Offshore to New York, 10 June 2015
Good Morning and ready for the next offshore trip
On the 10th of June, a 0800 departure would allow us to catch the ebb tide out to Hampton Roads, but would put us in New York City around midnight the following day. Not an ideal time to arrive in a busy harbor, but it looked like the seas on the north end of our journey would be deteriorating after that. Our voyage had an inauspicious start. On the way to Norfolk, we had to wait over an hour for 2 railroad bridges to open-very frustrating. In addition to the exclusion zones surrounding all the Navy vessels docked along the Elizabeth River; work on the underwater highway tunnel created a virtual slalom course down to the ocean. Security boats were constantly on their radios, forcefully reminding boaters to “alter course” to stay out of these zones. Soooooo……some yahoo gets on the VHF with “Praise Allah, Death to Americans”. The cool reply, presumably from one of the Navy patrol boats is “…..Really?”. Moments later, a gray gunboat and a helo race by….I’m guessin’ they’re gonna ruin some bigmouth’s day. For the next 20 hours, the seas and winds are benign, and the only company that we have is “Mosey On”, ½ mile off our starboard quarter. The only wildlife seen is the occasional flying fish and playful dolphins. I figured I would give the fish a break on this trip. Rods takin’ a rest. At 0500, M.O. peels off and heads into Cape May, where Jim and Coleen will get some sleep and rest up before heading home to Block Island. At our last bail-out point off Atlantic City, the seas are building, and the wind is coming up, but we decide to push on to NYC, 12 hours away. Over the remaining miles, the seas only built to 2’-4’ on a 5 second interval, with winds peaking at 20 knots before subsiding after dark. Passing Sandy Hook, NJ, we entered the New York traffic area. The radar and chart plotter were covered with targets, most commercial vessels at this time of night. Running a course perpendicular to the outgoing channel, I got a call from a captain on an outgoing freighter a few miles away. I assured her that we were not interested in a close-quarters situation, and would hold until she passed by. After our brief conversation, the freighter captain a mile behind her called her and asked her to repeat our conversation. She said “He sees us and will wait”. It’s just amazing how different things look at night without perspective or depth perception-I love my AIS and radar.

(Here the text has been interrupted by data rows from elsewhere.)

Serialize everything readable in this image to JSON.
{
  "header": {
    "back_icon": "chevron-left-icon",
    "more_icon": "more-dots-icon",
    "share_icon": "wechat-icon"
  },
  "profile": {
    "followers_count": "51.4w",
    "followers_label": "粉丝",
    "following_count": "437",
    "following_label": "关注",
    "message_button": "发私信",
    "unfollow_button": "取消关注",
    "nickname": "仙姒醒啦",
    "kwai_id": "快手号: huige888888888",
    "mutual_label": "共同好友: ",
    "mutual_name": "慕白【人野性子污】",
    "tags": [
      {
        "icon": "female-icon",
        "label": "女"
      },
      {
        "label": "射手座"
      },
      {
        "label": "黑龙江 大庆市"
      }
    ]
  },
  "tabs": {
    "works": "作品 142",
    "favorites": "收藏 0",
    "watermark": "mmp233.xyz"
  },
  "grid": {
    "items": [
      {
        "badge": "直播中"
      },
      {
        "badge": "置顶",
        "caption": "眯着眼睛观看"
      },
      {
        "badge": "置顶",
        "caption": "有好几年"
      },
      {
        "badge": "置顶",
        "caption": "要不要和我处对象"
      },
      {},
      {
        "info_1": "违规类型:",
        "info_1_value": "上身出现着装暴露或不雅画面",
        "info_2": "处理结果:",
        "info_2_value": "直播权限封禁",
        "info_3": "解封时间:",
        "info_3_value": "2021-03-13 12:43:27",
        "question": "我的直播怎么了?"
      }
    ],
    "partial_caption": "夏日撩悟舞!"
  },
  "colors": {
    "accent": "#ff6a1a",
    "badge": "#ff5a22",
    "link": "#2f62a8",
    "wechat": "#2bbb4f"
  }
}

As we glided in to Gravesend anchorage around midnight, we spotted “Spirit Journey”, another 48’ Krogen laying at anchor just off the Toys Are Us store. Captained by Ron and Michele Hall, she is heading up the Hudson River, through the Erie Canal, the Trent Severn and the Great Lakes on her way to the Mississippi. Since we had to delay our morning departure to wait for the flood tide, we were able to sleep in. Unfortunately, Ron and Michele’s vessel was a speck under the Verrazano Narrows Bridge when we woke up at 0800, so we had to make do on the “catching up quotient” with a phone call. Their goal is Chicago by September, then on down the rivers to the Gulf of Mexico-good stuff. We were underway by 1200, with the Coast Guard’s tall ship on our port quarter, accompanied by two RIBS’ (rigid inflatable boats (Zodiacs)) with 50 cal. machine guns on their bows. One of the RIBs raced up in front of us, turned, and put its’ bow on the Girl about 20 yards out. The Captain got on the VHF and hailed me to remind me of the 500 yard separation zone around military vessels. Message received, I informed her of our intentions. She seemed satisfied, and the situation provided us with some good pics. Later, passing Lady Liberty stirred the emotions, but didn’t yield much of a photo op due to the hazy skies. Up the East River and through Hell Gate, we’re happy that we waited for the flood tide as we have a 3 ½ knot current pushing us along instead of fighting us. It is impressive going through NYC on your own bottom. East River side the historic Brooklyn (1883), Manhattan and Williamsburg bridges welcome you. Wonderful views of the Empire State, Chrysler and United Nations buildings. Pretty impressive. The island in the East River have colorful pasts. Roosevelt Island, home to the defunct NYC Lunatic Asylum, North Brother Island home to the Smallpox hospital and place where Typhoid Mary was held. Of course Rikers Island which still remains a prison. Travelling on the East River we hear an alert that Hilary Clinton will be “throwing her hat in the ring” for President on Roosevelt Island on Saturday. Whew, made it through the East River before the security mayhem. At 1615, we arrive at Manhassett Bay, where the city of Port Washington has free mooring balls available. We grab a ball, and drop our dinghy, “White Star” for the first time in nearly a month, to head ashore to provision with fresh produce. (These towns that have free docks or mooring balls have it figured out. Boaters mean revenue for local merchants. We spent $170 at the grocery store and $100 at the wine shop, while using none of the infrastructure but the mooring ball). End of editorial. Early to bed, as we have decided to push on to the East end of Long Island, a 13 hour journey tomorrow.